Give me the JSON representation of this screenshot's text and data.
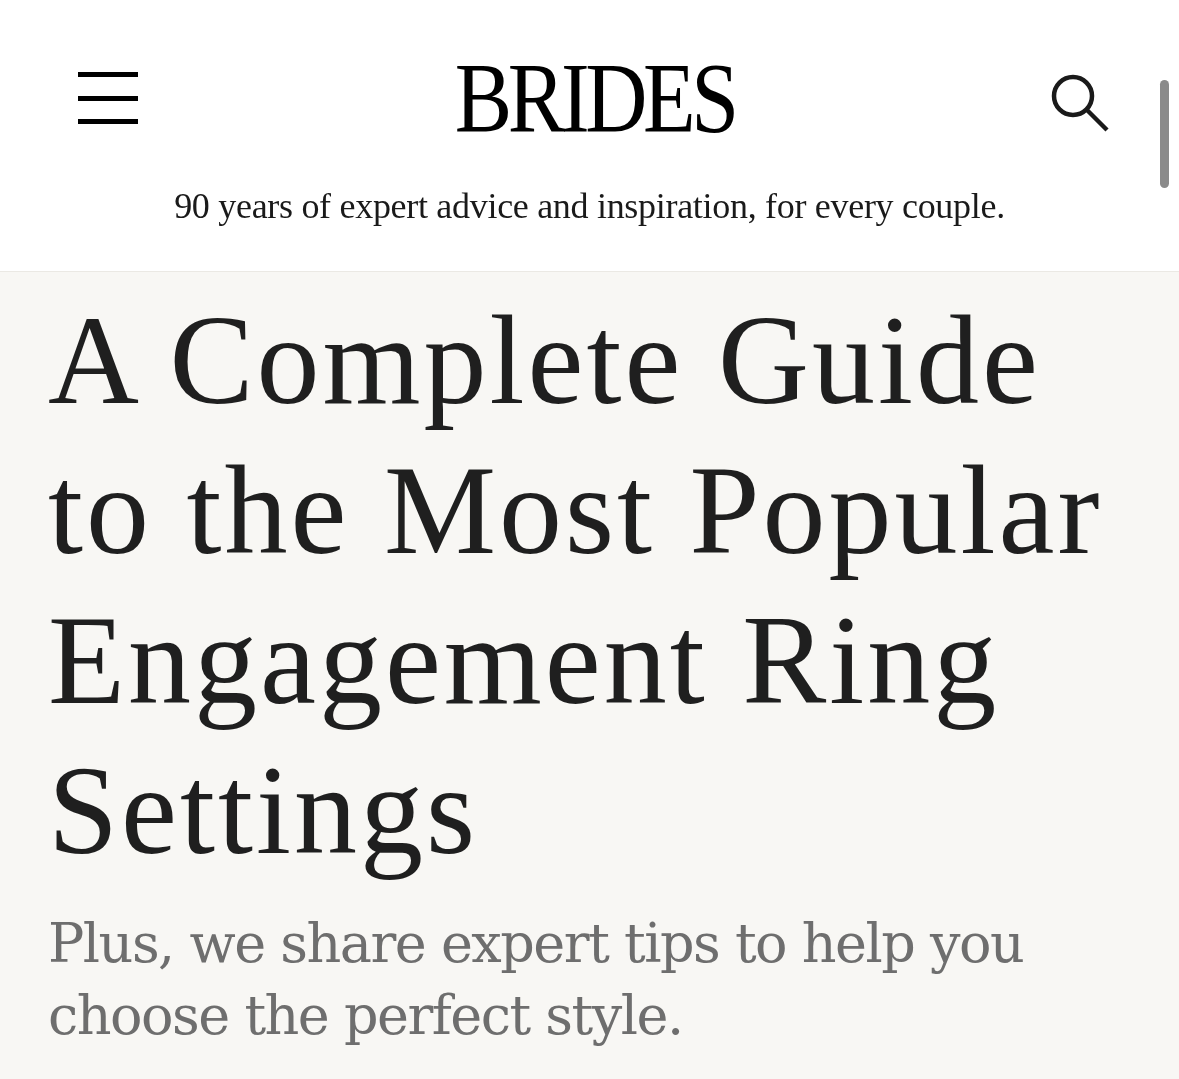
{
  "header": {
    "logo": "BRIDES",
    "tagline": "90 years of expert advice and inspiration, for every couple."
  },
  "article": {
    "title": "A Complete Guide to the Most Popular Engagement Ring Settings",
    "subtitle": "Plus, we share expert tips to help you choose the perfect style."
  }
}
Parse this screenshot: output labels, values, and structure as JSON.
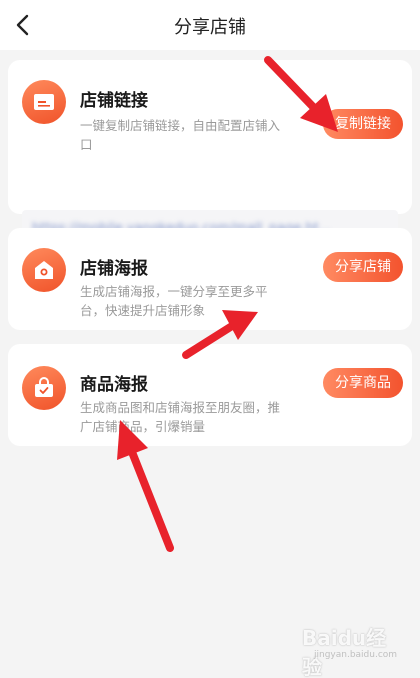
{
  "nav": {
    "title": "分享店铺"
  },
  "cards": [
    {
      "title": "店铺链接",
      "desc": "一键复制店铺链接，自由配置店铺入口",
      "button": "复制链接",
      "url": "https://mobile.yangkeduo.com/mall_page.ht..."
    },
    {
      "title": "店铺海报",
      "desc": "生成店铺海报，一键分享至更多平台，快速提升店铺形象",
      "button": "分享店铺"
    },
    {
      "title": "商品海报",
      "desc": "生成商品图和店铺海报至朋友圈，推广店铺商品，引爆销量",
      "button": "分享商品"
    }
  ],
  "watermark": {
    "brand": "Baidu经验",
    "sub": "jingyan.baidu.com"
  },
  "colors": {
    "accent": "#f3532e",
    "arrow": "#e8222b"
  }
}
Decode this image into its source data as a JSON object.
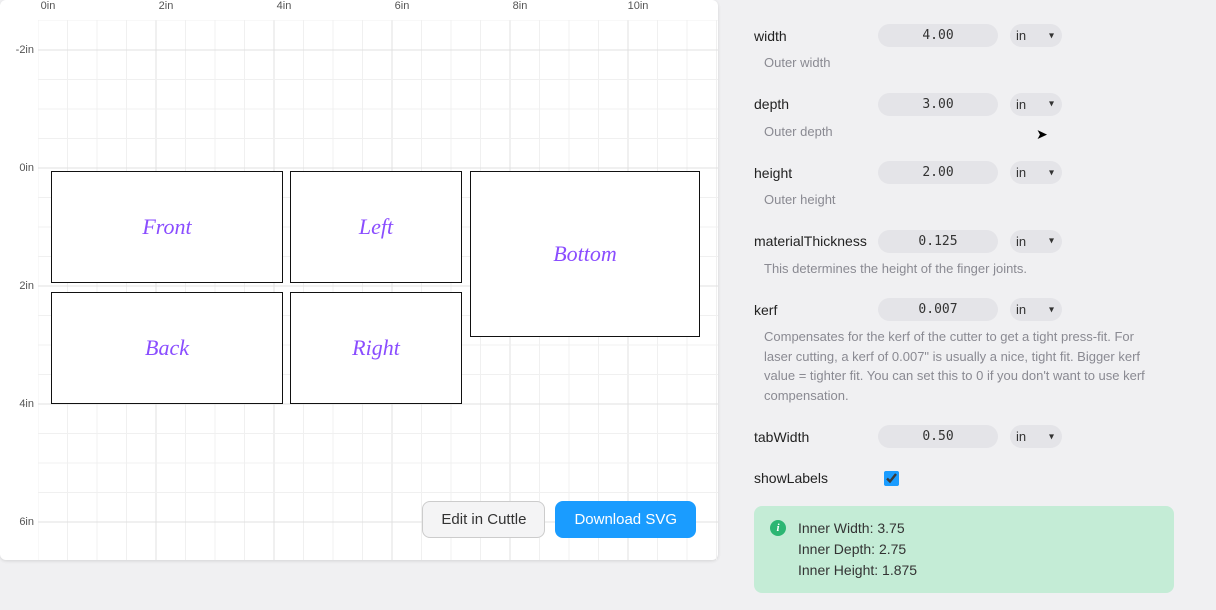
{
  "ruler": {
    "top": [
      "0in",
      "2in",
      "4in",
      "6in",
      "8in",
      "10in"
    ],
    "left": [
      "-2in",
      "0in",
      "2in",
      "4in",
      "6in"
    ]
  },
  "pieces": {
    "front": "Front",
    "left": "Left",
    "back": "Back",
    "right": "Right",
    "bottom": "Bottom"
  },
  "buttons": {
    "edit": "Edit in Cuttle",
    "download": "Download SVG"
  },
  "params": {
    "width": {
      "name": "width",
      "value": "4.00",
      "unit": "in",
      "desc": "Outer width"
    },
    "depth": {
      "name": "depth",
      "value": "3.00",
      "unit": "in",
      "desc": "Outer depth"
    },
    "height": {
      "name": "height",
      "value": "2.00",
      "unit": "in",
      "desc": "Outer height"
    },
    "materialThickness": {
      "name": "materialThickness",
      "value": "0.125",
      "unit": "in",
      "desc": "This determines the height of the finger joints."
    },
    "kerf": {
      "name": "kerf",
      "value": "0.007",
      "unit": "in",
      "desc": "Compensates for the kerf of the cutter to get a tight press-fit. For laser cutting, a kerf of 0.007\" is usually a nice, tight fit. Bigger kerf value = tighter fit. You can set this to 0 if you don't want to use kerf compensation."
    },
    "tabWidth": {
      "name": "tabWidth",
      "value": "0.50",
      "unit": "in"
    },
    "showLabels": {
      "name": "showLabels"
    }
  },
  "info": {
    "innerWidth": "Inner Width: 3.75",
    "innerDepth": "Inner Depth: 2.75",
    "innerHeight": "Inner Height: 1.875"
  }
}
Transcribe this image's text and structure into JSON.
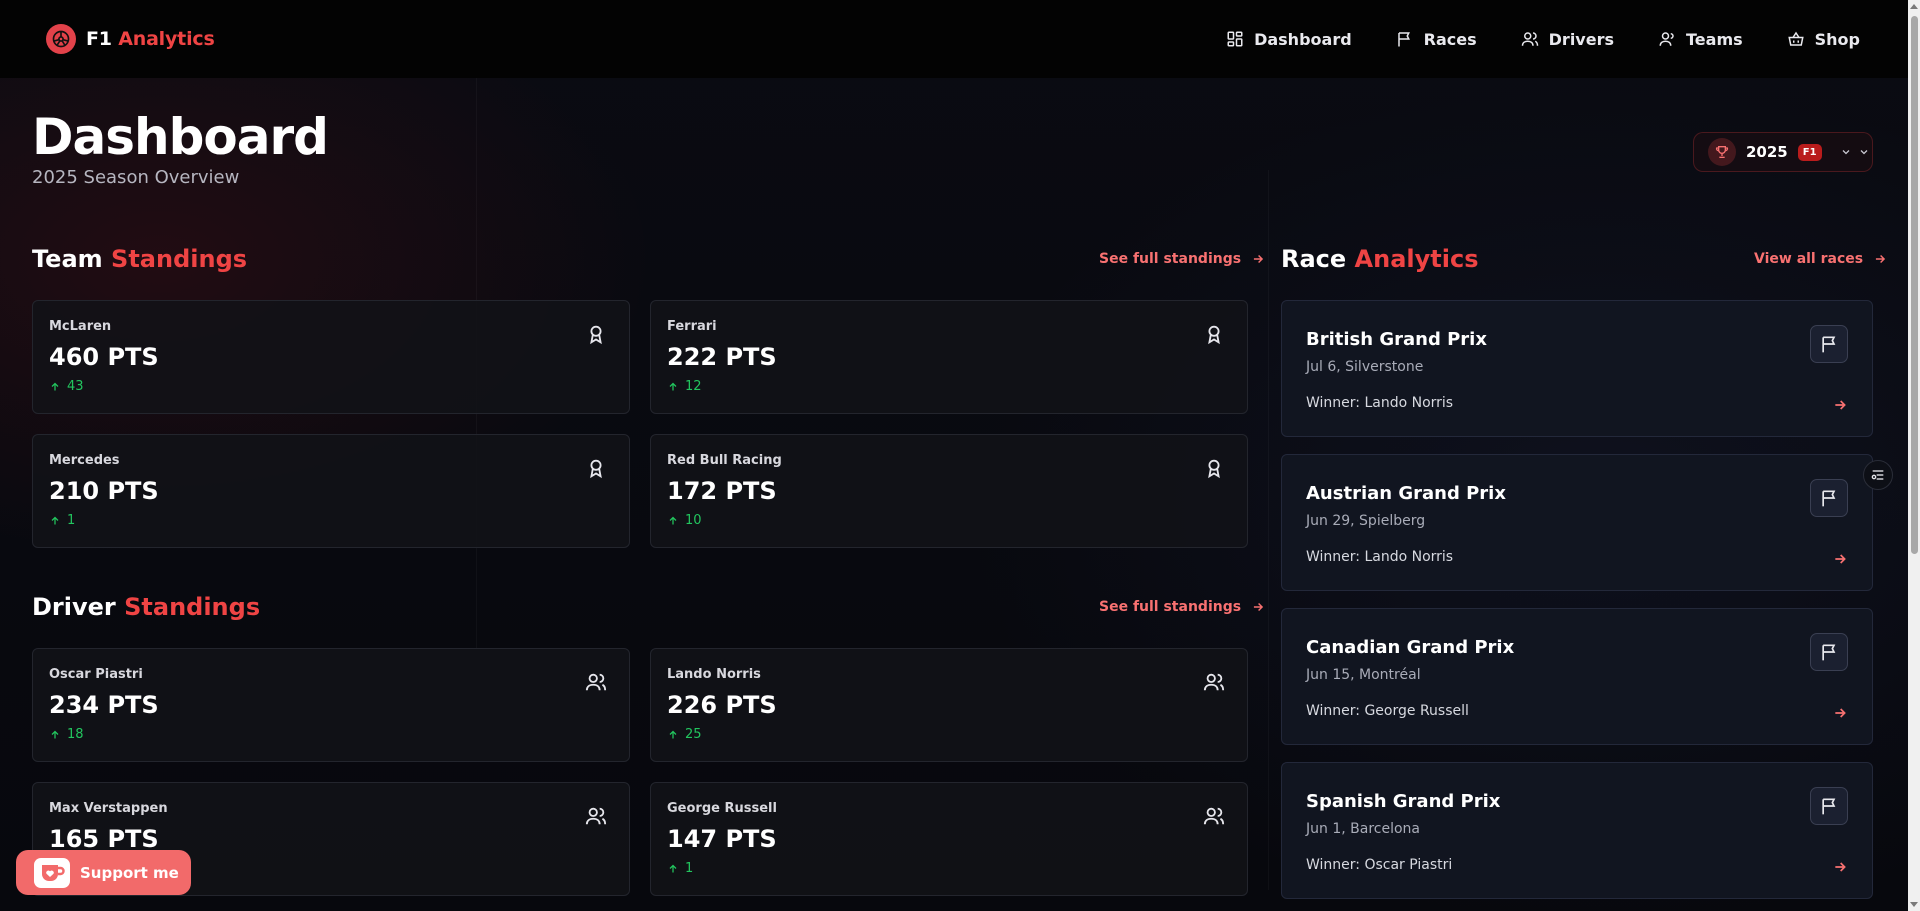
{
  "brand": {
    "f1": "F1",
    "name": "Analytics",
    "accent": "#ef4444"
  },
  "nav": [
    {
      "label": "Dashboard",
      "icon": "dashboard-icon"
    },
    {
      "label": "Races",
      "icon": "flag-icon"
    },
    {
      "label": "Drivers",
      "icon": "users-icon"
    },
    {
      "label": "Teams",
      "icon": "user-icon"
    },
    {
      "label": "Shop",
      "icon": "basket-icon"
    }
  ],
  "page": {
    "title": "Dashboard",
    "subtitle": "2025 Season Overview"
  },
  "season_select": {
    "year": "2025",
    "tag": "F1"
  },
  "team_standings": {
    "title_main": "Team",
    "title_accent": "Standings",
    "link": "See full standings",
    "cards": [
      {
        "name": "McLaren",
        "points": "460 PTS",
        "change": "43"
      },
      {
        "name": "Ferrari",
        "points": "222 PTS",
        "change": "12"
      },
      {
        "name": "Mercedes",
        "points": "210 PTS",
        "change": "1"
      },
      {
        "name": "Red Bull Racing",
        "points": "172 PTS",
        "change": "10"
      }
    ]
  },
  "driver_standings": {
    "title_main": "Driver",
    "title_accent": "Standings",
    "link": "See full standings",
    "cards": [
      {
        "name": "Oscar Piastri",
        "points": "234 PTS",
        "change": "18"
      },
      {
        "name": "Lando Norris",
        "points": "226 PTS",
        "change": "25"
      },
      {
        "name": "Max Verstappen",
        "points": "165 PTS",
        "change": ""
      },
      {
        "name": "George Russell",
        "points": "147 PTS",
        "change": "1"
      }
    ]
  },
  "race_analytics": {
    "title_main": "Race",
    "title_accent": "Analytics",
    "link": "View all races",
    "races": [
      {
        "name": "British Grand Prix",
        "meta": "Jul 6, Silverstone",
        "winner": "Winner: Lando Norris"
      },
      {
        "name": "Austrian Grand Prix",
        "meta": "Jun 29, Spielberg",
        "winner": "Winner: Lando Norris"
      },
      {
        "name": "Canadian Grand Prix",
        "meta": "Jun 15, Montréal",
        "winner": "Winner: George Russell"
      },
      {
        "name": "Spanish Grand Prix",
        "meta": "Jun 1, Barcelona",
        "winner": "Winner: Oscar Piastri"
      }
    ]
  },
  "support": {
    "label": "Support me"
  },
  "colors": {
    "positive": "#22c55e",
    "accent": "#ef4444",
    "support_bg": "#f26a6a"
  }
}
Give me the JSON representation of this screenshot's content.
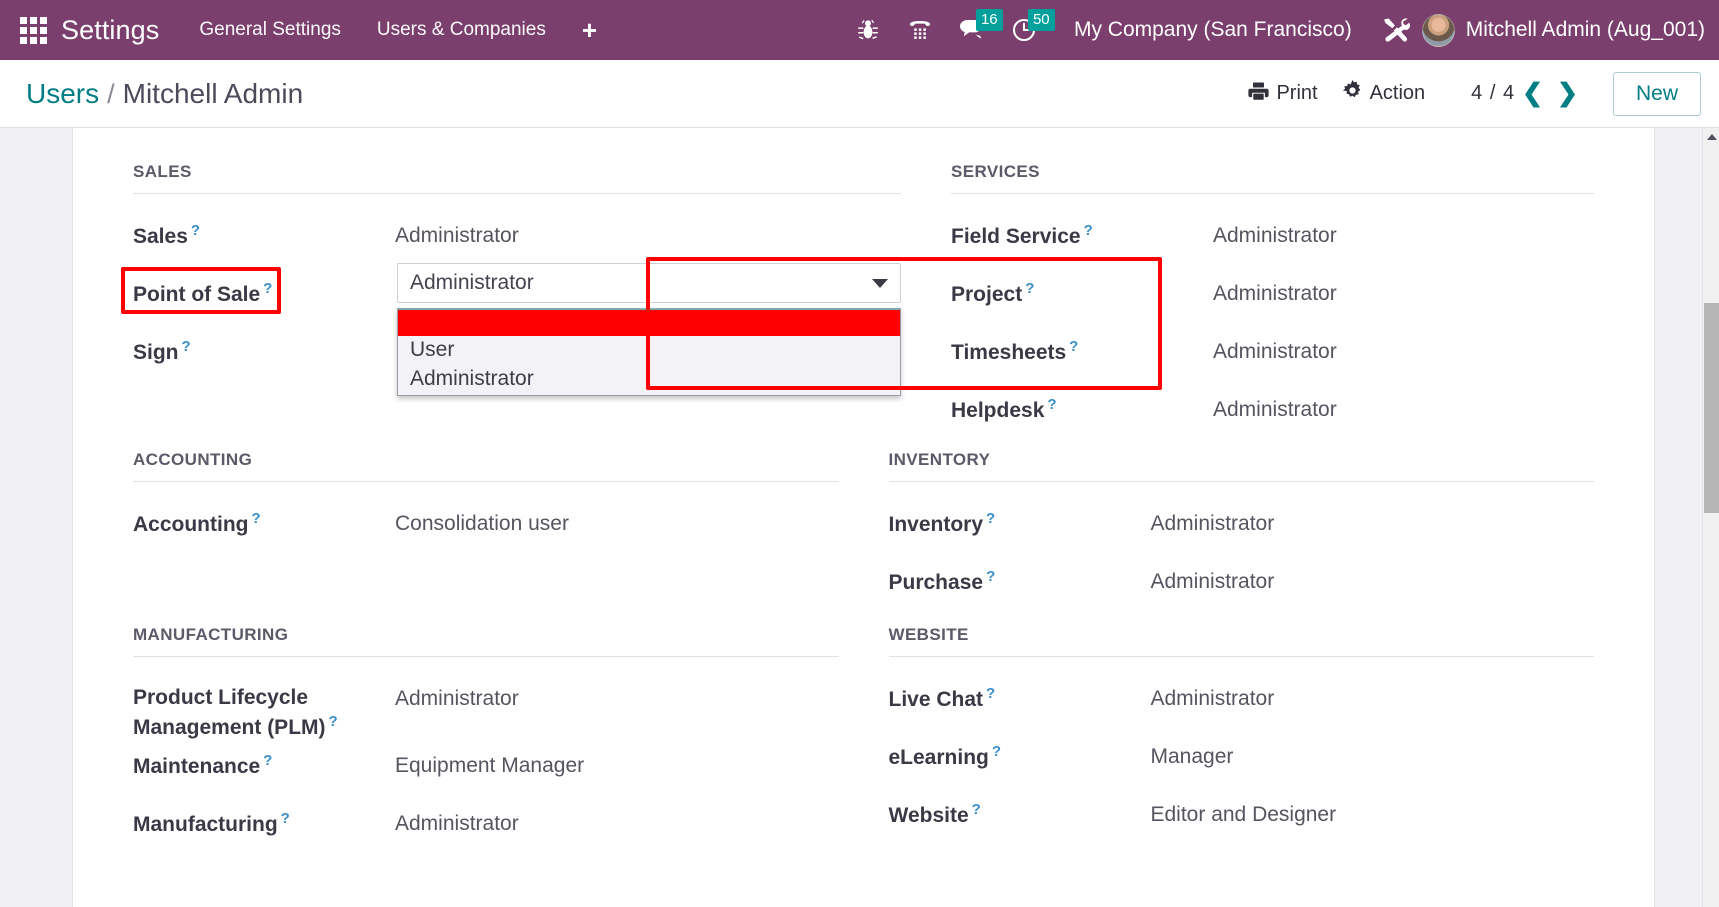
{
  "navbar": {
    "apps_icon": "apps-grid-icon",
    "brand": "Settings",
    "menus": [
      {
        "label": "General Settings"
      },
      {
        "label": "Users & Companies"
      }
    ],
    "plus_label": "+",
    "icons": [
      {
        "name": "bug-icon",
        "badge": null
      },
      {
        "name": "dialpad-icon",
        "badge": null
      },
      {
        "name": "messages-icon",
        "badge": "16"
      },
      {
        "name": "activities-clock-icon",
        "badge": "50"
      }
    ],
    "company": "My Company (San Francisco)",
    "tools_icon": "wrench-screwdriver-icon",
    "user": "Mitchell Admin (Aug_001)",
    "accent_purple": "#7b3f6e",
    "badge_color": "#00a09d"
  },
  "control_panel": {
    "breadcrumb_parent": "Users",
    "breadcrumb_sep": "/",
    "breadcrumb_current": "Mitchell Admin",
    "print_label": "Print",
    "action_label": "Action",
    "pager": "4 / 4",
    "prev_glyph": "❮",
    "next_glyph": "❯",
    "new_label": "New",
    "teal": "#017e84"
  },
  "form": {
    "sections": {
      "sales": {
        "title": "SALES",
        "fields": [
          {
            "label": "Sales",
            "value": "Administrator"
          },
          {
            "label": "Point of Sale",
            "value": "Administrator"
          },
          {
            "label": "Sign",
            "value": ""
          }
        ]
      },
      "services": {
        "title": "SERVICES",
        "fields": [
          {
            "label": "Field Service",
            "value": "Administrator"
          },
          {
            "label": "Project",
            "value": "Administrator"
          },
          {
            "label": "Timesheets",
            "value": "Administrator"
          },
          {
            "label": "Helpdesk",
            "value": "Administrator"
          }
        ]
      },
      "accounting": {
        "title": "ACCOUNTING",
        "fields": [
          {
            "label": "Accounting",
            "value": "Consolidation user"
          }
        ]
      },
      "inventory": {
        "title": "INVENTORY",
        "fields": [
          {
            "label": "Inventory",
            "value": "Administrator"
          },
          {
            "label": "Purchase",
            "value": "Administrator"
          }
        ]
      },
      "manufacturing": {
        "title": "MANUFACTURING",
        "fields": [
          {
            "label": "Product Lifecycle Management (PLM)",
            "value": "Administrator"
          },
          {
            "label": "Maintenance",
            "value": "Equipment Manager"
          },
          {
            "label": "Manufacturing",
            "value": "Administrator"
          }
        ]
      },
      "website": {
        "title": "WEBSITE",
        "fields": [
          {
            "label": "Live Chat",
            "value": "Administrator"
          },
          {
            "label": "eLearning",
            "value": "Manager"
          },
          {
            "label": "Website",
            "value": "Editor and Designer"
          }
        ]
      }
    },
    "help_glyph": "?"
  },
  "pos_dropdown": {
    "selected": "Administrator",
    "options": [
      {
        "label": "",
        "highlighted": true
      },
      {
        "label": "User",
        "highlighted": false
      },
      {
        "label": "Administrator",
        "highlighted": false
      }
    ],
    "highlight_color": "#ff0000"
  }
}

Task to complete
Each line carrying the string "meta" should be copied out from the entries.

Output of the exercise
        "meta": "Jul 6, Silverstone",
        "meta": "Jun 29, Spielberg",
        "meta": "Jun 15, Montréal",
        "meta": "Jun 1, Barcelona",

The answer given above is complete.